In a recent unpublished decision, DYFS v. J.C.G., the Appellate Division reversed the termination of parental rights, highlighting several key principles that govern this area of law:
1. DYFS cannot deny a parent all access to child over years of litigation, then rely upon the absence of a parent-child bond to terminate parental rights (TPR).
2. DYFS has a huge advantage in TPR cases, because the agency has control of the child. Parents are at a distinct disadvantage when defending in these actions.
3. Bare conclusory claims that a child may suffer harm from a bonding evaluation does not justify quashing a parent’s constitutional right to present evidence and conduct their own independent evaluation.
4. Law guardians are REQUIRED to advocate a safe means of accomplishing the child’s wishes in DYFS cases. The Law Guardian cannot supplant what she feels is best for what the child truly desires.

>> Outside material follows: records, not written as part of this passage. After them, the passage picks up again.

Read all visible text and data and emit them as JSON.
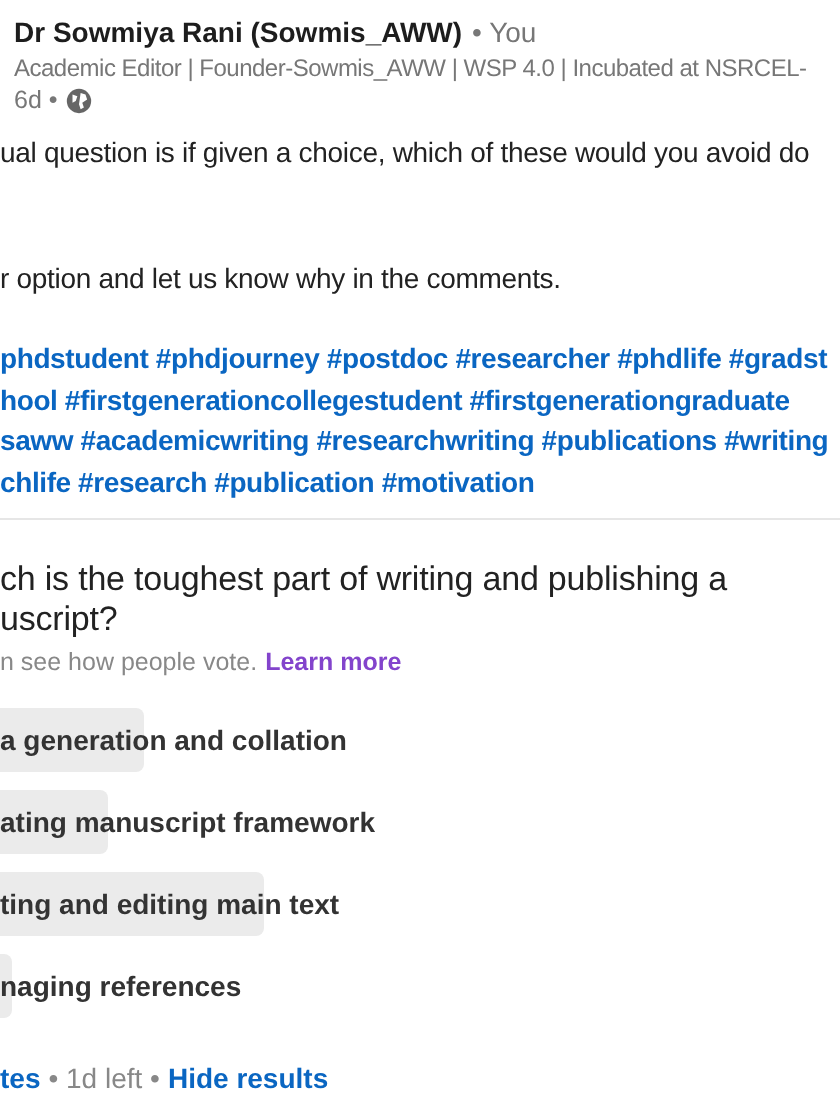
{
  "author": {
    "name": "Dr Sowmiya Rani (Sowmis_AWW)",
    "relation": "• You",
    "headline": "Academic Editor | Founder-Sowmis_AWW | WSP 4.0 | Incubated at NSRCEL-",
    "age": "6d •"
  },
  "body": {
    "lines": [
      "ual question is if given a choice, which of these would you avoid do",
      "r option and let us know why in the comments."
    ],
    "hashtag_lines": [
      "phdstudent #phdjourney #postdoc #researcher #phdlife #gradst",
      "hool #firstgenerationcollegestudent #firstgenerationgraduate",
      "saww #academicwriting #researchwriting #publications #writing",
      "chlife #research #publication #motivation"
    ]
  },
  "poll": {
    "question_lines": [
      "ch is the toughest part of writing and publishing a",
      "uscript?"
    ],
    "note": "n see how people vote.",
    "learn_more": "Learn more",
    "options": [
      {
        "label": "a generation and collation",
        "level": 0.18
      },
      {
        "label": "ating manuscript framework",
        "level": 0.135
      },
      {
        "label": "ting and editing main text",
        "level": 0.33
      },
      {
        "label": "naging references",
        "level": 0.015
      }
    ],
    "footer": {
      "votes": "tes",
      "time_left": "• 1d left •",
      "hide_results": "Hide results"
    }
  }
}
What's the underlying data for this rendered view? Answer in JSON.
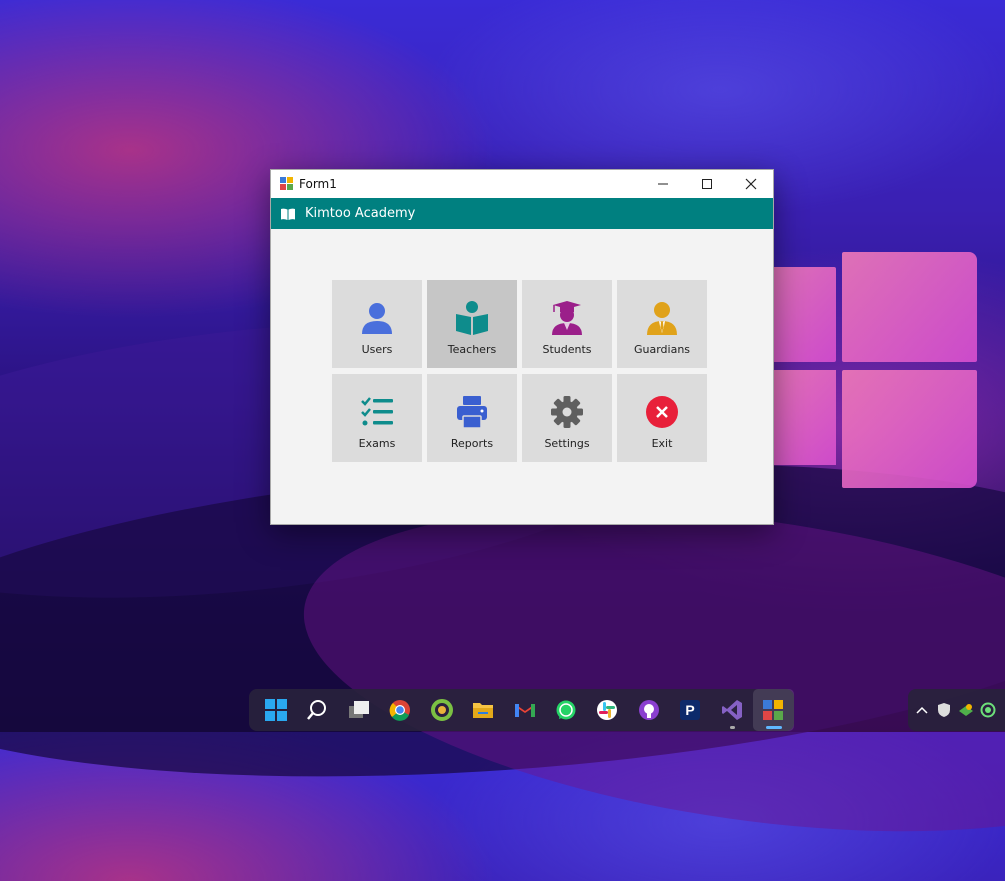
{
  "window": {
    "title": "Form1"
  },
  "header": {
    "title": "Kimtoo Academy"
  },
  "tiles": [
    {
      "label": "Users",
      "icon": "user-icon",
      "color": "#4a6fdc"
    },
    {
      "label": "Teachers",
      "icon": "teacher-icon",
      "color": "#0e8c8c"
    },
    {
      "label": "Students",
      "icon": "student-icon",
      "color": "#9b1f8a"
    },
    {
      "label": "Guardians",
      "icon": "guardian-icon",
      "color": "#e0a21a"
    },
    {
      "label": "Exams",
      "icon": "checklist-icon",
      "color": "#0e8c8c"
    },
    {
      "label": "Reports",
      "icon": "printer-icon",
      "color": "#3a5fd0"
    },
    {
      "label": "Settings",
      "icon": "gear-icon",
      "color": "#5f5f5f"
    },
    {
      "label": "Exit",
      "icon": "exit-icon",
      "color": "#e8203a"
    }
  ],
  "taskbar": {
    "items": [
      "start-icon",
      "search-icon",
      "task-view-icon",
      "chrome-icon",
      "browser-icon",
      "file-explorer-icon",
      "gmail-icon",
      "whatsapp-icon",
      "slack-icon",
      "github-icon",
      "p-app-icon",
      "visual-studio-icon",
      "form1-app-icon"
    ]
  },
  "colors": {
    "accent": "#008080",
    "tile_bg": "#dcdcdc",
    "tile_active_bg": "#c6c6c6"
  }
}
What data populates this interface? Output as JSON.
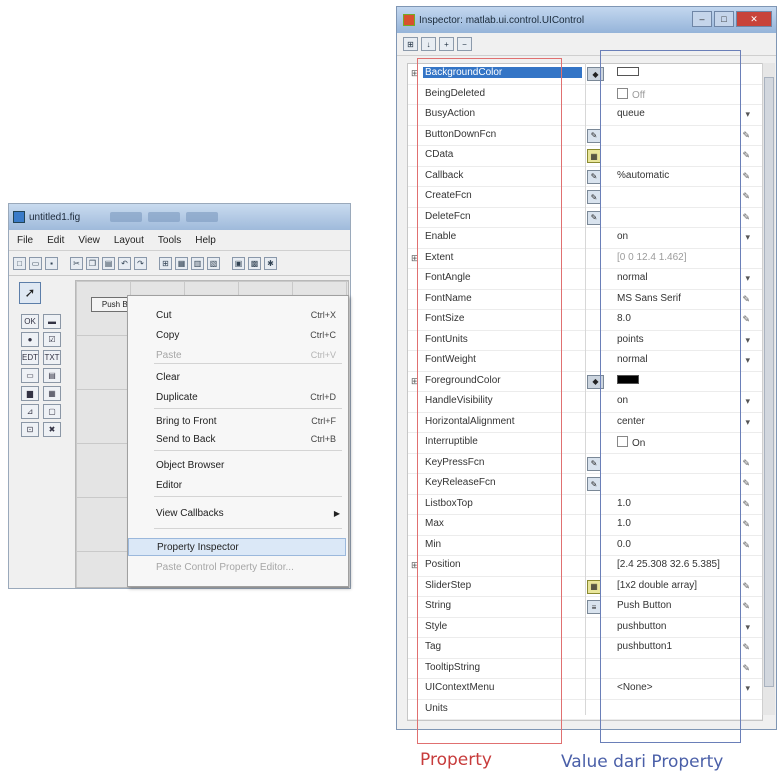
{
  "guide": {
    "title": "untitled1.fig",
    "menu": [
      "File",
      "Edit",
      "View",
      "Layout",
      "Tools",
      "Help"
    ],
    "push_button_label": "Push Bu",
    "context_menu": [
      {
        "label": "Cut",
        "shortcut": "Ctrl+X",
        "disabled": false
      },
      {
        "label": "Copy",
        "shortcut": "Ctrl+C",
        "disabled": false
      },
      {
        "label": "Paste",
        "shortcut": "Ctrl+V",
        "disabled": true
      },
      {
        "label": "Clear",
        "shortcut": "",
        "disabled": false
      },
      {
        "label": "Duplicate",
        "shortcut": "Ctrl+D",
        "disabled": false
      },
      {
        "label": "Bring to Front",
        "shortcut": "Ctrl+F",
        "disabled": false
      },
      {
        "label": "Send to Back",
        "shortcut": "Ctrl+B",
        "disabled": false
      },
      {
        "label": "Object Browser",
        "shortcut": "",
        "disabled": false
      },
      {
        "label": "Editor",
        "shortcut": "",
        "disabled": false
      },
      {
        "label": "View Callbacks",
        "shortcut": "",
        "disabled": false
      },
      {
        "label": "Property Inspector",
        "shortcut": "",
        "disabled": false
      },
      {
        "label": "Paste Control Property Editor...",
        "shortcut": "",
        "disabled": true
      }
    ]
  },
  "inspector": {
    "title": "Inspector: matlab.ui.control.UIControl",
    "rows": [
      {
        "name": "BackgroundColor",
        "btn": "color",
        "value": "",
        "swatch": "#ffffff",
        "expand": "+",
        "selected": true
      },
      {
        "name": "BeingDeleted",
        "btn": "",
        "value": "Off",
        "check": true,
        "gray": true
      },
      {
        "name": "BusyAction",
        "btn": "",
        "value": "queue",
        "edit": "▾"
      },
      {
        "name": "ButtonDownFcn",
        "btn": "edit",
        "value": "",
        "edit": "✎"
      },
      {
        "name": "CData",
        "btn": "cell",
        "value": "",
        "edit": "✎"
      },
      {
        "name": "Callback",
        "btn": "edit",
        "value": "%automatic",
        "edit": "✎"
      },
      {
        "name": "CreateFcn",
        "btn": "edit",
        "value": "",
        "edit": "✎"
      },
      {
        "name": "DeleteFcn",
        "btn": "edit",
        "value": "",
        "edit": "✎"
      },
      {
        "name": "Enable",
        "btn": "",
        "value": "on",
        "edit": "▾"
      },
      {
        "name": "Extent",
        "btn": "",
        "value": "[0 0 12.4 1.462]",
        "gray": true,
        "expand": "+"
      },
      {
        "name": "FontAngle",
        "btn": "",
        "value": "normal",
        "edit": "▾"
      },
      {
        "name": "FontName",
        "btn": "",
        "value": "MS Sans Serif",
        "edit": "✎"
      },
      {
        "name": "FontSize",
        "btn": "",
        "value": "8.0",
        "edit": "✎"
      },
      {
        "name": "FontUnits",
        "btn": "",
        "value": "points",
        "edit": "▾"
      },
      {
        "name": "FontWeight",
        "btn": "",
        "value": "normal",
        "edit": "▾"
      },
      {
        "name": "ForegroundColor",
        "btn": "color",
        "value": "",
        "swatch": "#000000",
        "expand": "+"
      },
      {
        "name": "HandleVisibility",
        "btn": "",
        "value": "on",
        "edit": "▾"
      },
      {
        "name": "HorizontalAlignment",
        "btn": "",
        "value": "center",
        "edit": "▾"
      },
      {
        "name": "Interruptible",
        "btn": "",
        "value": "On",
        "check": true
      },
      {
        "name": "KeyPressFcn",
        "btn": "edit",
        "value": "",
        "edit": "✎"
      },
      {
        "name": "KeyReleaseFcn",
        "btn": "edit",
        "value": "",
        "edit": "✎"
      },
      {
        "name": "ListboxTop",
        "btn": "",
        "value": "1.0",
        "edit": "✎"
      },
      {
        "name": "Max",
        "btn": "",
        "value": "1.0",
        "edit": "✎"
      },
      {
        "name": "Min",
        "btn": "",
        "value": "0.0",
        "edit": "✎"
      },
      {
        "name": "Position",
        "btn": "",
        "value": "[2.4 25.308 32.6 5.385]",
        "expand": "+"
      },
      {
        "name": "SliderStep",
        "btn": "cell",
        "value": "[1x2  double array]",
        "edit": "✎"
      },
      {
        "name": "String",
        "btn": "list",
        "value": "Push Button",
        "edit": "✎"
      },
      {
        "name": "Style",
        "btn": "",
        "value": "pushbutton",
        "edit": "▾"
      },
      {
        "name": "Tag",
        "btn": "",
        "value": "pushbutton1",
        "edit": "✎"
      },
      {
        "name": "TooltipString",
        "btn": "",
        "value": "",
        "edit": "✎"
      },
      {
        "name": "UIContextMenu",
        "btn": "",
        "value": "<None>",
        "edit": "▾"
      },
      {
        "name": "Units",
        "btn": "",
        "value": "",
        "edit": ""
      }
    ]
  },
  "captions": {
    "property": "Property",
    "value": "Value dari Property"
  }
}
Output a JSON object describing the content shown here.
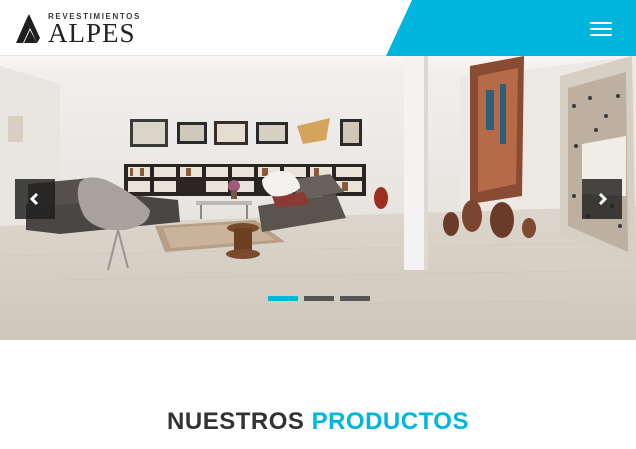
{
  "header": {
    "logo_top": "REVESTIMIENTOS",
    "logo_main": "ALPES",
    "menu_label": "menu"
  },
  "hero": {
    "slides_total": 3,
    "active_slide": 1,
    "indicators": [
      "slide-1",
      "slide-2",
      "slide-3"
    ]
  },
  "section": {
    "title_part1": "NUESTROS",
    "title_part2": "PRODUCTOS"
  },
  "colors": {
    "accent": "#00b5de",
    "text_dark": "#333333",
    "white": "#ffffff"
  },
  "icons": {
    "menu": "hamburger-icon",
    "prev": "chevron-left-icon",
    "next": "chevron-right-icon"
  }
}
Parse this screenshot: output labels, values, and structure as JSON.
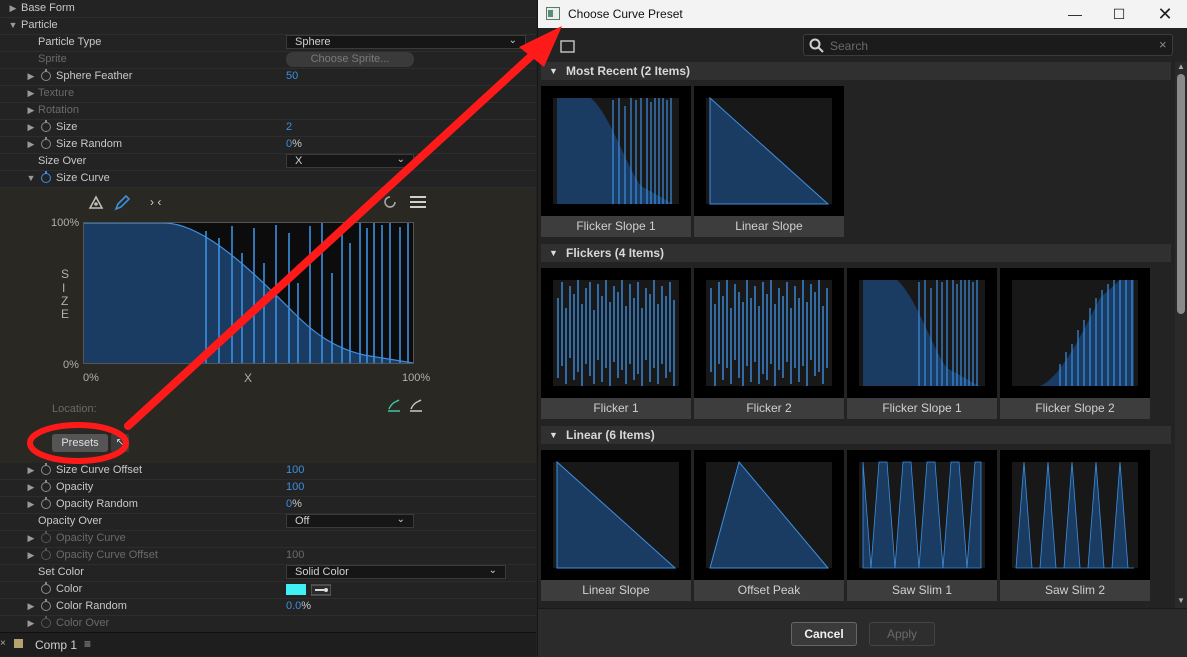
{
  "left_panel": {
    "rows": {
      "base_form": "Base Form",
      "particle": "Particle",
      "particle_type": {
        "label": "Particle Type",
        "value": "Sphere"
      },
      "sprite": {
        "label": "Sprite",
        "button": "Choose Sprite..."
      },
      "sphere_feather": {
        "label": "Sphere Feather",
        "value": "50"
      },
      "texture": "Texture",
      "rotation": "Rotation",
      "size": {
        "label": "Size",
        "value": "2"
      },
      "size_random": {
        "label": "Size Random",
        "value": "0",
        "unit": "%"
      },
      "size_over": {
        "label": "Size Over",
        "value": "X"
      },
      "size_curve": "Size Curve",
      "size_curve_offset": {
        "label": "Size Curve Offset",
        "value": "100"
      },
      "opacity": {
        "label": "Opacity",
        "value": "100"
      },
      "opacity_random": {
        "label": "Opacity Random",
        "value": "0",
        "unit": "%"
      },
      "opacity_over": {
        "label": "Opacity Over",
        "value": "Off"
      },
      "opacity_curve": "Opacity Curve",
      "opacity_curve_offset": {
        "label": "Opacity Curve Offset",
        "value": "100"
      },
      "set_color": {
        "label": "Set Color",
        "value": "Solid Color"
      },
      "color": {
        "label": "Color",
        "swatch": "#3ff0f5"
      },
      "color_random": {
        "label": "Color Random",
        "value": "0.0",
        "unit": "%"
      },
      "color_over": "Color Over"
    },
    "graph": {
      "y_top": "100%",
      "y_bottom": "0%",
      "y_axis_letters": [
        "S",
        "I",
        "Z",
        "E"
      ],
      "x_left": "0%",
      "x_mid": "X",
      "x_right": "100%"
    },
    "curve_tools": {
      "reset_glyph": "› ‹"
    },
    "location_label": "Location:",
    "presets_button": "Presets",
    "timeline_tab": "Comp 1"
  },
  "dialog": {
    "title": "Choose Curve Preset",
    "search_placeholder": "Search",
    "sections": [
      {
        "title": "Most Recent (2 Items)",
        "items": [
          "Flicker Slope 1",
          "Linear Slope"
        ]
      },
      {
        "title": "Flickers (4 Items)",
        "items": [
          "Flicker 1",
          "Flicker 2",
          "Flicker Slope 1",
          "Flicker Slope 2"
        ]
      },
      {
        "title": "Linear (6 Items)",
        "items": [
          "Linear Slope",
          "Offset Peak",
          "Saw Slim 1",
          "Saw Slim 2"
        ]
      }
    ],
    "cancel_label": "Cancel",
    "apply_label": "Apply"
  },
  "colors": {
    "accent_blue": "#3d8fe0",
    "curve_fill": "#1a3c63",
    "annotation_red": "#ff1a1a"
  }
}
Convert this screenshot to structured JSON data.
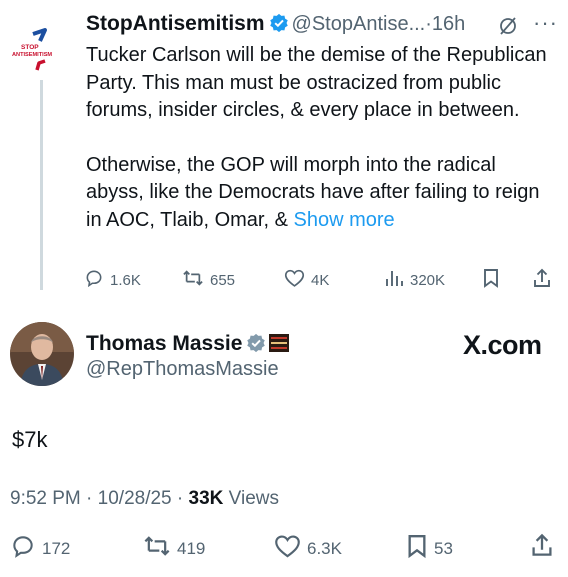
{
  "tweet1": {
    "display_name": "StopAntisemitism",
    "handle": "@StopAntise...",
    "separator": "·",
    "time": "16h",
    "more": "···",
    "logo": {
      "line1": "STOP",
      "line2": "ANTISEMITISM"
    },
    "paragraph1": "Tucker Carlson will be the demise of the Republican Party. This man must be ostracized from public forums, insider circles, & every place in between.",
    "paragraph2": "Otherwise, the GOP will morph into the radical abyss, like the Democrats have after failing to reign in AOC, Tlaib, Omar, &",
    "show_more": "Show more",
    "replies": "1.6K",
    "reposts": "655",
    "likes": "4K",
    "views": "320K"
  },
  "tweet2": {
    "display_name": "Thomas Massie",
    "handle": "@RepThomasMassie",
    "watermark": "X.com",
    "text": "$7k",
    "time": "9:52 PM",
    "separator": "·",
    "date": "10/28/25",
    "views_count": "33K",
    "views_label": "Views",
    "replies": "172",
    "reposts": "419",
    "likes": "6.3K",
    "bookmarks": "53"
  },
  "colors": {
    "text": "#0f1419",
    "secondary": "#536471",
    "link": "#1d9bf0",
    "verified": "#829aab",
    "logo_red": "#c8102e",
    "logo_blue": "#1c4fa0"
  },
  "icons": [
    "verified-badge-icon",
    "grok-icon",
    "reply-icon",
    "repost-icon",
    "like-icon",
    "views-icon",
    "bookmark-icon",
    "share-icon",
    "affiliate-badge-icon"
  ]
}
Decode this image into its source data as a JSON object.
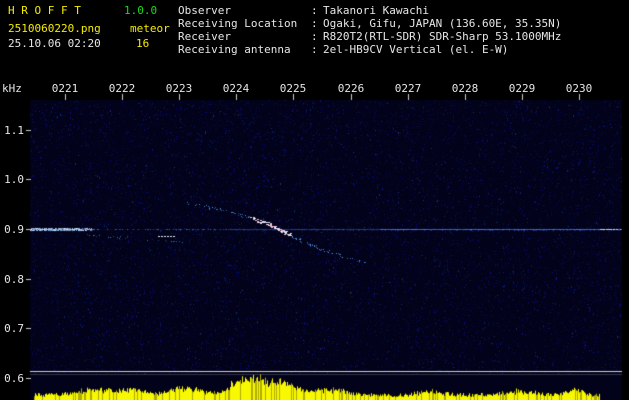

In this case, the Appellate Division also made a point to include reference to the parent’s repeated requests for visitation, which requests were not ruled upon. The trial record clearly reflects a manifest injustice toward the mother – particularly given that DYFS filed its first TPR Complaint a mere ONE YEAR after the litigation began.
The JCG decision serves as an eloquent explication of the state’s duty to seek justice for children – starting with the reunification of families and, thereafter, establishing permanent arrangements for children with foster families only when absolutely necessary to achieve child safety.